Outside of the local focus, Boone has seen other trends, including paper bouquets, smaller bridal parties and green weddings. Green as in eco-friendly. According to A Look at Wedding Industry Waste + Eco-friendly Wedding Tips by Botanical PaperWorks, the average wedding produces 400-600 lbs. of garbage. Boone has flowers blooming in her backyard as a result from Save-the-Date cards impregnated with seeds she created for a client. “It’s a thing. Using recyclable or repurposed items, flowers grown specifically in our region, even a living bar.”
A living bar? “It’s in line with the green wedding theme. Basically, it entails utilizing living items at the bar or as the bar. Using freshly cut greens and flowers with a laser-cut wood veneer or lattice with climbing ivy or clematis as the base of the bar,” Boone explains. “For one client, we’ll strategically place potted plants at the base of the bar and use a locally cut wood plank for the top. I’m excited – lots of new ways to get creative and be green at the same time!”

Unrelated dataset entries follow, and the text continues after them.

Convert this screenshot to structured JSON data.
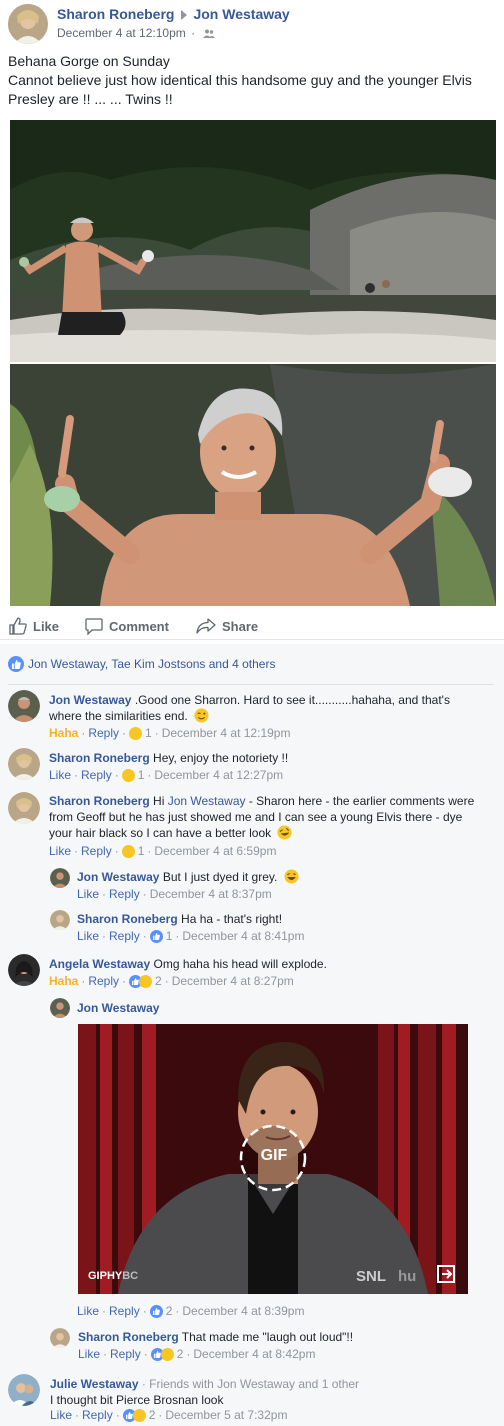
{
  "post": {
    "author": "Sharon Roneberg",
    "target": "Jon Westaway",
    "timestamp": "December 4 at 12:10pm",
    "lines": [
      "Behana Gorge on Sunday",
      "Cannot believe just how identical this handsome guy and the younger Elvis",
      "Presley are !! ... ... Twins !!"
    ]
  },
  "actions": {
    "like": "Like",
    "comment": "Comment",
    "share": "Share"
  },
  "reactions_summary": "Jon Westaway, Tae Kim Jostsons and 4 others",
  "comments": [
    {
      "name": "Jon Westaway",
      "text1": " .Good one Sharron. Hard to see it...........hahaha, and that's",
      "text2": "where the similarities end.",
      "reaction": "Haha",
      "reply": "Reply",
      "count": "1",
      "time": "December 4 at 12:19pm"
    },
    {
      "name": "Sharon Roneberg",
      "text1": " Hey, enjoy the notoriety !!",
      "reaction": "Like",
      "reply": "Reply",
      "count": "1",
      "time": "December 4 at 12:27pm"
    },
    {
      "name": "Sharon Roneberg",
      "text1a": " Hi ",
      "mention": "Jon Westaway",
      "text1b": " - Sharon here - the earlier comments were",
      "text2": "from Geoff but he has just showed me and I can see a young Elvis there - dye",
      "text3": "your hair black so I can have a better look",
      "reaction": "Like",
      "reply": "Reply",
      "count": "1",
      "time": "December 4 at 6:59pm"
    },
    {
      "name": "Jon Westaway",
      "text1": " But I just dyed it grey.",
      "reaction": "Like",
      "reply": "Reply",
      "time": "December 4 at 8:37pm"
    },
    {
      "name": "Sharon Roneberg",
      "text1": " Ha ha - that's right!",
      "reaction": "Like",
      "reply": "Reply",
      "count": "1",
      "time": "December 4 at 8:41pm"
    },
    {
      "name": "Angela Westaway",
      "text1": " Omg haha his head will explode.",
      "reaction": "Haha",
      "reply": "Reply",
      "count": "2",
      "time": "December 4 at 8:27pm"
    },
    {
      "name": "Jon Westaway",
      "reaction": "Like",
      "reply": "Reply",
      "count": "2",
      "time": "December 4 at 8:39pm"
    },
    {
      "name": "Sharon Roneberg",
      "text1": " That made me \"laugh out loud\"!!",
      "reaction": "Like",
      "reply": "Reply",
      "count": "2",
      "time": "December 4 at 8:42pm"
    },
    {
      "name": "Julie Westaway",
      "friends": " · Friends with Jon Westaway and 1 other",
      "text1": "I thought bit Pierce Brosnan look",
      "reaction": "Like",
      "reply": "Reply",
      "count": "2",
      "time": "December 5 at 7:32pm"
    }
  ],
  "gif": {
    "badge": "GIF",
    "source": "GIPHY",
    "source_tail": "BC",
    "show": "SNL",
    "brand": "hu"
  },
  "colors": {
    "link": "#365899",
    "haha": "#f7b125",
    "like": "#4267b2",
    "meta": "#90949c",
    "comments_bg": "#f6f7f9"
  }
}
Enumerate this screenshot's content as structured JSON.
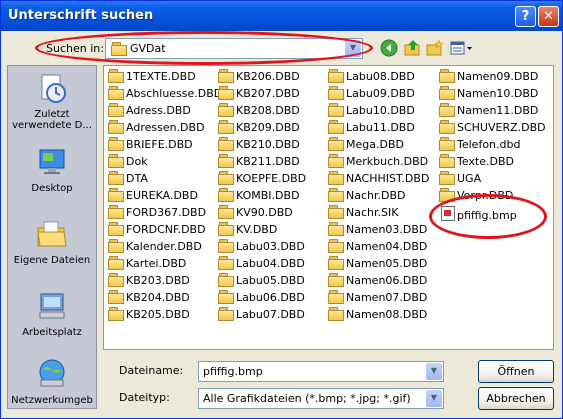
{
  "title": "Unterschrift suchen",
  "title_buttons": {
    "help": "?",
    "close": "✕"
  },
  "lookin": {
    "label": "Suchen in:",
    "value": "GVDat"
  },
  "toolbar_icons": [
    "back-icon",
    "up-folder-icon",
    "new-folder-icon",
    "views-menu-icon"
  ],
  "places": [
    {
      "label": "Zuletzt verwendete D...",
      "icon": "recent-documents-icon"
    },
    {
      "label": "Desktop",
      "icon": "desktop-icon"
    },
    {
      "label": "Eigene Dateien",
      "icon": "my-documents-icon"
    },
    {
      "label": "Arbeitsplatz",
      "icon": "my-computer-icon"
    },
    {
      "label": "Netzwerkumgeb",
      "icon": "network-places-icon"
    }
  ],
  "files": {
    "col1": [
      "1TEXTE.DBD",
      "Abschluesse.DBD",
      "Adress.DBD",
      "Adressen.DBD",
      "BRIEFE.DBD",
      "Dok",
      "DTA",
      "EUREKA.DBD",
      "FORD367.DBD",
      "FORDCNF.DBD",
      "Kalender.DBD",
      "Kartei.DBD",
      "KB203.DBD",
      "KB204.DBD",
      "KB205.DBD"
    ],
    "col2": [
      "KB206.DBD",
      "KB207.DBD",
      "KB208.DBD",
      "KB209.DBD",
      "KB210.DBD",
      "KB211.DBD",
      "KOEPFE.DBD",
      "KOMBI.DBD",
      "KV90.DBD",
      "KV.DBD",
      "Labu03.DBD",
      "Labu04.DBD",
      "Labu05.DBD",
      "Labu06.DBD",
      "Labu07.DBD"
    ],
    "col3": [
      "Labu08.DBD",
      "Labu09.DBD",
      "Labu10.DBD",
      "Labu11.DBD",
      "Mega.DBD",
      "Merkbuch.DBD",
      "NACHHIST.DBD",
      "Nachr.DBD",
      "Nachr.SIK",
      "Namen03.DBD",
      "Namen04.DBD",
      "Namen05.DBD",
      "Namen06.DBD",
      "Namen07.DBD",
      "Namen08.DBD"
    ],
    "col4": [
      "Namen09.DBD",
      "Namen10.DBD",
      "Namen11.DBD",
      "SCHUVERZ.DBD",
      "Telefon.dbd",
      "Texte.DBD",
      "UGA",
      "Vorpr.DBD"
    ],
    "bmp": "pfiffig.bmp"
  },
  "filename": {
    "label": "Dateiname:",
    "value": "pfiffig.bmp"
  },
  "filetype": {
    "label": "Dateityp:",
    "value": "Alle Grafikdateien (*.bmp; *.jpg; *.gif)"
  },
  "buttons": {
    "open": "Öffnen",
    "cancel": "Abbrechen"
  },
  "colors": {
    "titlebar": "#0453dc",
    "highlight_ellipse": "#e0141a",
    "folder": "#f2c84b"
  }
}
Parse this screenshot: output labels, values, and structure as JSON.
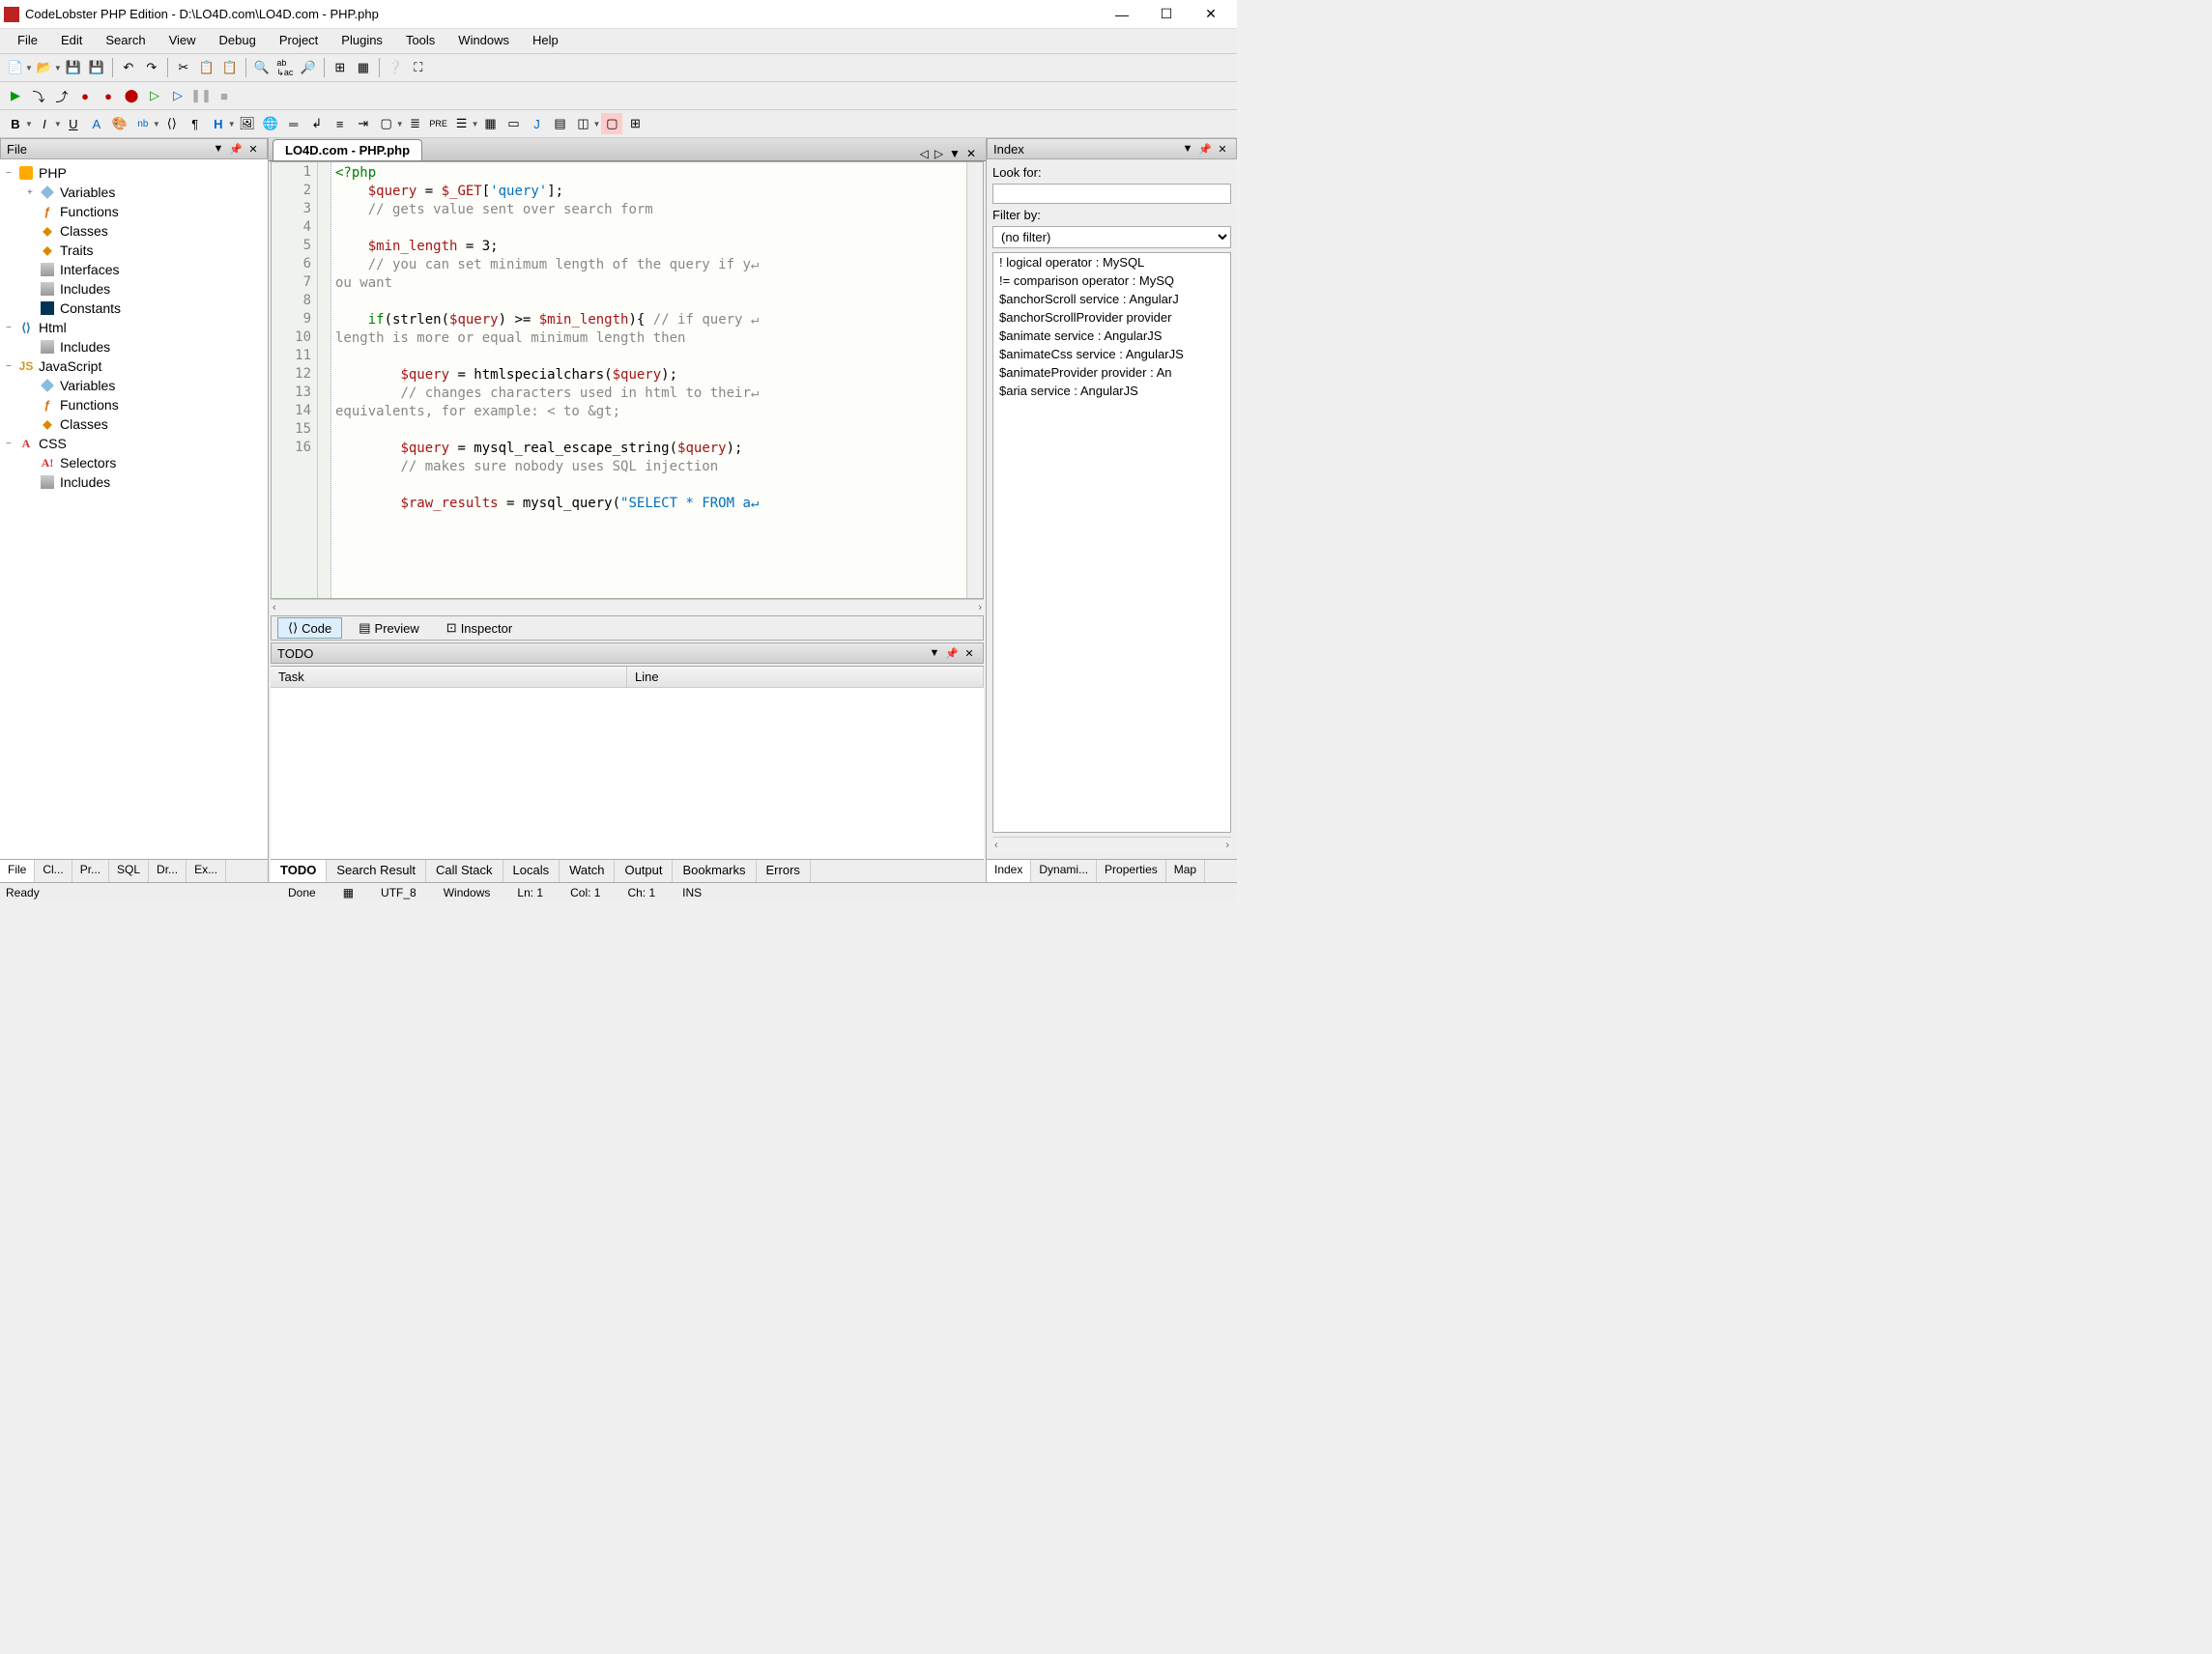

Because each believes the planning of a wedding is specific to the desires of the bride, each event can take on a personality and life of its own. From large and elaborate weddings to concise and intimate guest lists, the planning depends on the dream. Yet, there are still a few essential tidbits of advice each offers to both their clients and local partners.
With regards to etiquette and starting off on the right foot with your new in-laws, Boone strongly suggests including the mother-of-the-groom and his sisters. “Do not leave them out of the festivities. Invite them to the dress-fitting or the cake tasting. Many times, the family of the groom feels left out and while they may decline your offer, it’s best to extend the invitation.”
Johnson’s advice is for the community. She wants clients and partners to know there is enough event business for all planners, vendors and venues. “We all work very hard, together. It isn’t caterer vs caterer or venue vs venue, it’s all about the feeling or ambiance the couple is seeking,” says Johnson. “If one business cannot provide what the bride wants her guest to feel during her wedding, our local businesses will work together to ensure the bride finds what she is seeking. It’s an incredible positive about our local industry.”
It seems our event planners also believe it’s all about you.
If you are newly engaged, here are a list of local wedding planners to help guide you to the ultimate perfect-for-you ICT wedding, beginning with our two experts who took time out of their busy schedule to provide input just for you. And, if you don’t see your favorite wedding planner on our list, feel free to share their name with us! Happy planning!